Terrill says that some of the smaller baths actually use less water than a shower. However, he adds: “It is the consumer’s decision to choose a large bath [if that’s what they desire], and we suggest using other water saving products [to balance that].”
With the growing interest in and demand for conservation comes a need for innovative choices, says Petch. “Increasingly, a judgment decision is being made between saving and performance or efficiency. Consumers are demanding a choice of solutions so that they can make that informed decision.”
Kulig states: “The consumer now takes advantage of the available bathing technologies, but is also still conscious of the green initiative,” he says. “To be successful today, the industry has to meet both needs: It must offer functions or sophisticated techniques and at the same time it must be capable of developing systems with high attention to low consumption without sacrificing user/creature comforts.”
Mullally also notes than any manufacturer that is going to evolve and grow with the current climate needs to be one or two steps ahead of what is going to become code or law. Most manufacturers, he says, are part of the EPA’s WaterSense program, and becoming involved in organizations that address green issues. Education around the codes and requirements is becoming more important across the board, he says, especially as counties and cities make their own requirements.
MULTIPLE SPRAY SELECTIONS
As the home spa market grows, luxury showers often incorporate more than a single spray. More and more, manufacturers say, showers are being designed with multiple sprays, rain bars and/or hand showers.
Larson says that many people want a fixed wall-mounted showerhead, along with a hand-held version with a slide bar, and sometimes a ceiling mount. In master showers, he says, there are often additional features, such as wall-mounted body sprays.
Petch agrees that body sprays have seen a surge in popularity in recent years, a trend he attributes in part to the aging population and growing interest in wellness and healthy living. “Body sprays give you the ability to target specific areas of pain or discomfort such as joints, lower back or neck, not only delivering stress reduction but also addressing the pains of aging such as arthritis or old sports injuries,” he says.
DeGenova says that rain spray showers continue to be popular as they tie into the desire for a spa-like experience. However, he adds, a rain spray is a soft spray, and there are still many consumers looking for a hard spray as well.

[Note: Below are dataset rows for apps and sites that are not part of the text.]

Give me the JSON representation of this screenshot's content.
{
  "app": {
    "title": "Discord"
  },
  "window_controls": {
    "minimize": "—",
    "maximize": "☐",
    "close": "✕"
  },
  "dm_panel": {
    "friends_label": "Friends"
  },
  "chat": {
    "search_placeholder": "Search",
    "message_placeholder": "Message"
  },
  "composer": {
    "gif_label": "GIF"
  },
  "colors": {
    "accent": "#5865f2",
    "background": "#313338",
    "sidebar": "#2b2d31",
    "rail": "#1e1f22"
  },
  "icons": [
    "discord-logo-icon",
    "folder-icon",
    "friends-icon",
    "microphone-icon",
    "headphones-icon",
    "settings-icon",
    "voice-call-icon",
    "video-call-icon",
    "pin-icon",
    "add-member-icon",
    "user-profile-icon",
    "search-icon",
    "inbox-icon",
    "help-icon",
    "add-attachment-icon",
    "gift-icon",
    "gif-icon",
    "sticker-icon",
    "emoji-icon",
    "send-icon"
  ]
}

Mullally also sees continued demand for multiple sprays, and has seen growth in demand for rain bars, particularly over the last eight months. The flexibility of rain bars makes them appealing, he says, and people are switching out several body sprays for one rain bar. Additionally, hand showers and slide bars are growing in popularity, in part due to the flexibility of these products.

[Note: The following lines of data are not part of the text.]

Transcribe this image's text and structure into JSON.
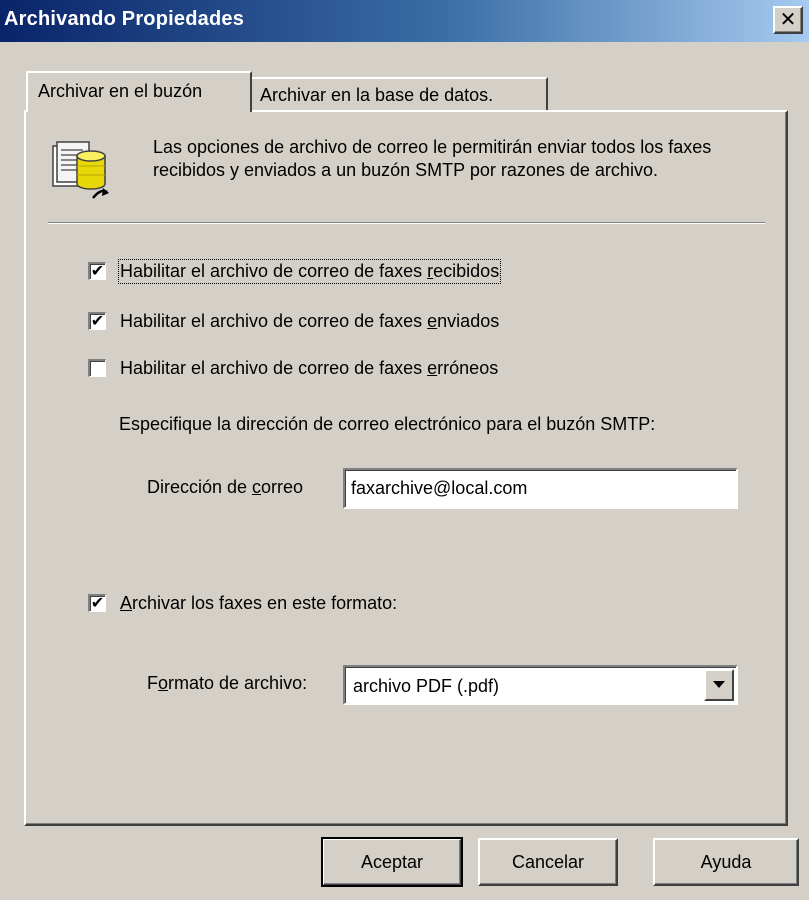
{
  "window": {
    "title": "Archivando Propiedades",
    "close_glyph": "✕"
  },
  "tabs": [
    {
      "label": "Archivar en el buzón",
      "active": true
    },
    {
      "label": "Archivar en la base de datos.",
      "active": false
    }
  ],
  "description": "Las opciones de archivo de correo le permitirán enviar todos los faxes recibidos y enviados a un buzón SMTP por razones de archivo.",
  "checkboxes": [
    {
      "prefix": "Habilitar el archivo de correo de faxes ",
      "mnemonic": "r",
      "suffix": "ecibidos",
      "checked": true
    },
    {
      "prefix": "Habilitar el archivo de correo de faxes ",
      "mnemonic": "e",
      "suffix": "nviados",
      "checked": true
    },
    {
      "prefix": "Habilitar el archivo de correo de faxes ",
      "mnemonic": "e",
      "suffix": "rróneos",
      "checked": false
    }
  ],
  "smtp_label": "Especifique la dirección de correo electrónico para el buzón SMTP:",
  "email": {
    "label_prefix": "Dirección de ",
    "label_mnemonic": "c",
    "label_suffix": "orreo",
    "value": "faxarchive@local.com"
  },
  "format_checkbox": {
    "prefix": "",
    "mnemonic": "A",
    "suffix": "rchivar los faxes en este formato:",
    "checked": true
  },
  "format": {
    "label_prefix": "F",
    "label_mnemonic": "o",
    "label_suffix": "rmato de archivo:",
    "selected": "archivo PDF (.pdf)"
  },
  "buttons": {
    "ok": "Aceptar",
    "cancel": "Cancelar",
    "help": "Ayuda"
  },
  "check_glyph": "✔",
  "icons": {
    "info": "archive-database-icon",
    "dropdown": "chevron-down-icon",
    "close": "close-icon"
  }
}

Ed Detgen, v.p./marketing at Danze has also seen this trend. “Hand showers and shower support products are very popular as the demand for products that augment the bathing experience continues to grow,” he says.
The trend toward multiple sprays could be threatened by pending DOE legislation due to go into effect in October that would limit the total output from all sources to 2.5 gallons a minute, rather than the current individual spray limit of 2.5 gpm. If this legislation moves forward, options for multiple showerheads could be drastically altered, say manufacturers.

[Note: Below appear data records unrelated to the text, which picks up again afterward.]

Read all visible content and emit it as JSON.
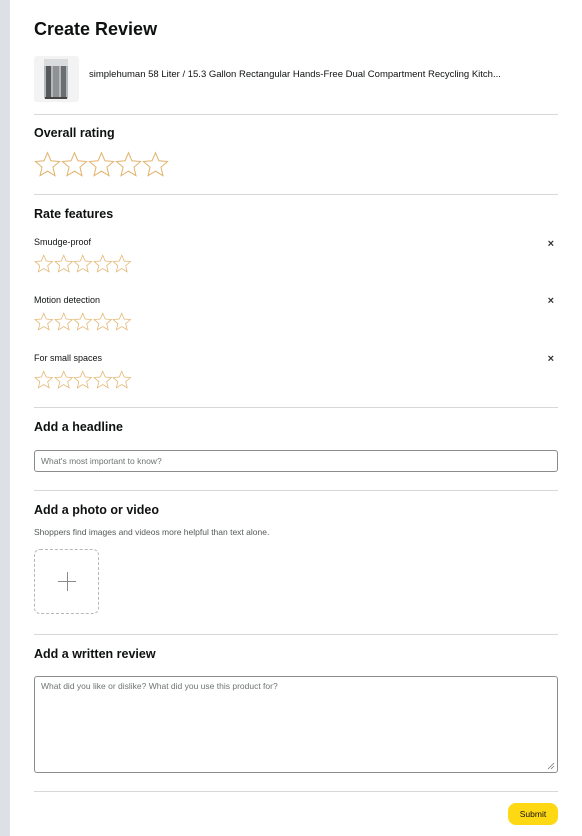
{
  "page": {
    "title": "Create Review"
  },
  "product": {
    "name": "simplehuman 58 Liter / 15.3 Gallon Rectangular Hands-Free Dual Compartment Recycling Kitch..."
  },
  "overall_rating": {
    "title": "Overall rating",
    "stars": 5,
    "rating": 0
  },
  "features": {
    "title": "Rate features",
    "items": [
      {
        "label": "Smudge-proof",
        "rating": 0
      },
      {
        "label": "Motion detection",
        "rating": 0
      },
      {
        "label": "For small spaces",
        "rating": 0
      }
    ],
    "remove_icon": "×"
  },
  "headline": {
    "title": "Add a headline",
    "placeholder": "What's most important to know?"
  },
  "media": {
    "title": "Add a photo or video",
    "helper": "Shoppers find images and videos more helpful than text alone."
  },
  "written_review": {
    "title": "Add a written review",
    "placeholder": "What did you like or dislike? What did you use this product for?"
  },
  "submit": {
    "label": "Submit"
  },
  "colors": {
    "star_outline": "#e3b36c",
    "submit_bg": "#ffd814",
    "divider": "#d5d9d9"
  },
  "icons": {
    "upload": "plus-icon",
    "remove": "close-icon",
    "star": "star-outline-icon"
  }
}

Technology plays a role in most aspects of life these days, and the bathing market is no different. “We see a trend towards technological solutions,” says Kulig. “The shower must combine all required features to enable the consumer to have a true sensorial experience: colors, different water functions, lighting effects. These are all elements that can be integrated into a harmonized sensorial concept. Digital control and electronics address the customer’s demand for excellence and smart functionality.”